A reactive screen result confirmed as positive by hepatitis B surface antigen (HBsAg) confirmatory test is indicative of acute or chronic hepatitis B virus (HBV) infection, or chronic HBV carrier state.
Specimens with initially reactive test results, but negative (not confirmed) by HBsAg confirmation test, are likely to contain cross-reactive antibodies from other infectious or immunologic disorders. These unconfirmed HBsAg-reactive screening test results should be interpreted in conjunction with test results of other HBV serologic markers (eg, hepatitis B surface antibody; hepatitis B core antibody, total and IgM).

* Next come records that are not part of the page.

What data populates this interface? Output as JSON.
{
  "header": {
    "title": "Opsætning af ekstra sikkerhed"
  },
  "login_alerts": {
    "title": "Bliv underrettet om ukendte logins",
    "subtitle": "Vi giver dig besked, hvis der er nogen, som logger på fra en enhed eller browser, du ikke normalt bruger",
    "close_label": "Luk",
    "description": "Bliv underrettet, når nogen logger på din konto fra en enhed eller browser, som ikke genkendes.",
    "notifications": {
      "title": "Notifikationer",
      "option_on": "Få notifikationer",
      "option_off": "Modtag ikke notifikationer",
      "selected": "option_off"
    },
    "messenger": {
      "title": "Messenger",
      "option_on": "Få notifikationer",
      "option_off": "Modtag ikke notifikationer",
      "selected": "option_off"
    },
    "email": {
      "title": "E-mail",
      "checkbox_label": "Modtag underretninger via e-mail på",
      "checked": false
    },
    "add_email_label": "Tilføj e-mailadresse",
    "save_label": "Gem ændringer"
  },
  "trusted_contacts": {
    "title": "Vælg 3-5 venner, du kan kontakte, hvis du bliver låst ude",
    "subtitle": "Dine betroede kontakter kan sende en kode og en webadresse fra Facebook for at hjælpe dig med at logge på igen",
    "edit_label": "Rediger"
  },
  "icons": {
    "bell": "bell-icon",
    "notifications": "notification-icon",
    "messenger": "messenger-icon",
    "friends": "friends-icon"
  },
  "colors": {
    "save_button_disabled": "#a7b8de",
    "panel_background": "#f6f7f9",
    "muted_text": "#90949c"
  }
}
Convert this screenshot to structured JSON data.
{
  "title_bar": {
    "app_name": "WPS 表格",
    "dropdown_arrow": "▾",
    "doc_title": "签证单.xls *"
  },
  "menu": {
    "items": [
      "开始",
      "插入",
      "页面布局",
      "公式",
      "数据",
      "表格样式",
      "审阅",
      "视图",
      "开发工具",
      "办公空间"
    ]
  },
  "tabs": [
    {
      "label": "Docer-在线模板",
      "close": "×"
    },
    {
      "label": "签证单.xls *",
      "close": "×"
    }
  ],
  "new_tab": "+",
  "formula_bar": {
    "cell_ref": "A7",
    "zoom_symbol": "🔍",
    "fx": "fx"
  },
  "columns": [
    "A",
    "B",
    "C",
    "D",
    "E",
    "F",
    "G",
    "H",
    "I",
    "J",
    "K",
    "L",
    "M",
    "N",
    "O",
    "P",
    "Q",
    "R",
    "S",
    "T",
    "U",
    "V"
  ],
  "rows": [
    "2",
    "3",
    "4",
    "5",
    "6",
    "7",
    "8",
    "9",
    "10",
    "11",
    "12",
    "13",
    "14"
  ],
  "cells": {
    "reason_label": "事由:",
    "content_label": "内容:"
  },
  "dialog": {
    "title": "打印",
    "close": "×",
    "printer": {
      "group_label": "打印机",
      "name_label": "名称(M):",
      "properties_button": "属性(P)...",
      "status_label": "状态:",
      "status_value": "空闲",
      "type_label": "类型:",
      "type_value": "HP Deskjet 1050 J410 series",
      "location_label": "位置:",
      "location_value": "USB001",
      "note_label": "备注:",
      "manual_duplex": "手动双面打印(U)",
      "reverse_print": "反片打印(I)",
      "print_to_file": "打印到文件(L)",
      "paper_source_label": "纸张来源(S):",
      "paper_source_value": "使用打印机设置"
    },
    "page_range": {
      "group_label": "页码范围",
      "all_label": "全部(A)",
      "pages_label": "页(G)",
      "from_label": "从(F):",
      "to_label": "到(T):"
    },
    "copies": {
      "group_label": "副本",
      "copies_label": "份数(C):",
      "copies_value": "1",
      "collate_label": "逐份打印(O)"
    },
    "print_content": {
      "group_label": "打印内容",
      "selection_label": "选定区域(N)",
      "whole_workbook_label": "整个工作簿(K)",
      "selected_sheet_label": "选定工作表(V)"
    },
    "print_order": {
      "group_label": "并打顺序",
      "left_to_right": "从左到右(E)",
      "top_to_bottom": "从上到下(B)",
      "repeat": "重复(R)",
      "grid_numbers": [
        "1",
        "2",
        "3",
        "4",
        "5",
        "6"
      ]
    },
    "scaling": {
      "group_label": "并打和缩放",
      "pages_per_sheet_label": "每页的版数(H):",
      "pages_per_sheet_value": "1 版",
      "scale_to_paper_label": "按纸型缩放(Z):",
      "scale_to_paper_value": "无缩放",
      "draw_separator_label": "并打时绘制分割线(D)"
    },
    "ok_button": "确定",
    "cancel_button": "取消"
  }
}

The presence of HBsAg is frequently associated with HBV replication and infectivity, especially when accompanied by the presence of hepatitis B envelope (HBe) antigen and/or detectable HBV DNA.
This test is not offered as a screening or confirmatory test for blood donor specimens.
Not useful for diagnosis of hepatitis B during the "window period" of acute hepatitis B virus (HBV) infection (ie, after disappearance of hepatitis B surface antigen [HBsAg] and prior to appearance of hepatitis B surface antibody [anti-HBs]). Testing for acute HBV infection should also include anti-hepatitis B core IgM.
Confirmed positive HBsAg test results should be reported to the State Department of Health, as required by law in some states.
Individuals, especially neonates and children, who recently received hepatitis B vaccination may have transient-positive HBsAg test results because of the large dose of HBsAg used in the vaccine relative to the individual's body mass.
Performance characteristics have not been established for the following specimen characteristics:
-Grossly icteric (total bilirubin level of >20 mg/dL)
-Grossly lipemic (triolein level of >3,000 mg/dL)
-Grossly hemolyzed (hemoglobin level of >500 mg/dL)
-Containing particulate matter
See Viral Hepatitis Serologic Profiles in Special Instructions.
1. Badur S, Akgun A: Diagnosis of hepatitis B infections and monitoring of treatment. J Clin Virol 2001;21:229-237
2. Servoss JC, Friedman LS: Serologic and molecular diagnosis of hepatitis B virus. Clin Liver Dis 2004;8:267-281